When we left Cohle and Hart two weeks ago (read the review here), the fourth hour seemed set up for greatness. A gun battle alluded to during the interviews of 2012, along with the arrival of one Reggie Ledoux, promised both action and developments in the Dora Lange case. Both were needed, as the Lange case had been stewing at a low boil for a few weeks and the closest we’d come to an action sequence was a brief tussle between Cohle and Hart in the locker room.
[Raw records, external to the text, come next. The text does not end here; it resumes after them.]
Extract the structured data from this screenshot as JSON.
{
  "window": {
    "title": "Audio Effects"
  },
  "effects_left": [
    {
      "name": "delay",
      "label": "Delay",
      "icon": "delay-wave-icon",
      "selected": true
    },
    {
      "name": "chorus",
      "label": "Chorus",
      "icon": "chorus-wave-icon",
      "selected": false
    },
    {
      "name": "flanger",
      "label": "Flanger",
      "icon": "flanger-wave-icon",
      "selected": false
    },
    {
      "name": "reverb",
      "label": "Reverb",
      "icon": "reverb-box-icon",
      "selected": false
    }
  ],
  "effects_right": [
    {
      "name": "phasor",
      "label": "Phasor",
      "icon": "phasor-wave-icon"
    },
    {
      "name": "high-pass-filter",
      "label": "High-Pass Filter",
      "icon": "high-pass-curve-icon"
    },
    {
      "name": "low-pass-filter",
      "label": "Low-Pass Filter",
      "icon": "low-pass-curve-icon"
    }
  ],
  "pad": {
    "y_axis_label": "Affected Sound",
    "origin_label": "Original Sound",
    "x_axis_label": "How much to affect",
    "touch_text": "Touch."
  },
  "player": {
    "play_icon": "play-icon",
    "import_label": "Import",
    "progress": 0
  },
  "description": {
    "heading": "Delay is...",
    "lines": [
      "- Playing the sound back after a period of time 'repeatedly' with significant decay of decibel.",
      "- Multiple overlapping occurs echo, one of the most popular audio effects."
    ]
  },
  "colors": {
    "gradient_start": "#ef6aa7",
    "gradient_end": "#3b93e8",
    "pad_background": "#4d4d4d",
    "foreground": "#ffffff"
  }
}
And we did indeed receive both — but what we got wasn’t at all what was expected.

Continue reading True Detective 1.4 – “Who Goes There”

True Detective 1.1 – “The Long Bright Dark”

This review appeared shortly after the initial premiere of True Detective in early 2014 — slight edits have been made since the original posting.

Touch darkness, says the promotional poster for HBO’s latest series True Detective, and darkness touches you back. A tagline like this is all too generic these days, paired with a moody title card or a black-and-white shot of the strong-willed protagonist of a new film or television series. True Detective’s ad campaign has all of that — but one thing to take away from the pilot episode, which aired Sunday night in the US, is that the weighty tagline is rightfully deserved. Spoilers follow for the first episode “The Long Bright Dark”.

Conceived as an anthology series (more on that in a bit), True Detective’s first season stars Matthew McConaughey and Woody Harrelson as newly-paired State Police Detectives in backwater Louisiana. The year is 1995, and the detectives are still operating in an awkward alliance as they begin an investigation into a gruesome murder. The victim’s name is Dora Lange, and it’s already clear that her case is a driving element of this season — and yet the vast majority of “The Long Bright Dark” is spent with McConaughey and Harrelson, and it’s also clear that this is a show that will focus on the character above the plot. The tension in the partnership is nothing revelatory for a cop show: McConaughey’s Rust Cohle is the unconventional but brilliant loner, Harrelson’s Martin Hart is the by-the-numbers family man looking to succeed in his position. These parts are acted perfectly, though, and McConaughey especially deserves to ride high on the wave of critical praise he’s received for recent roles such as this.

Continue reading True Detective 1.1 – “The Long Bright Dark”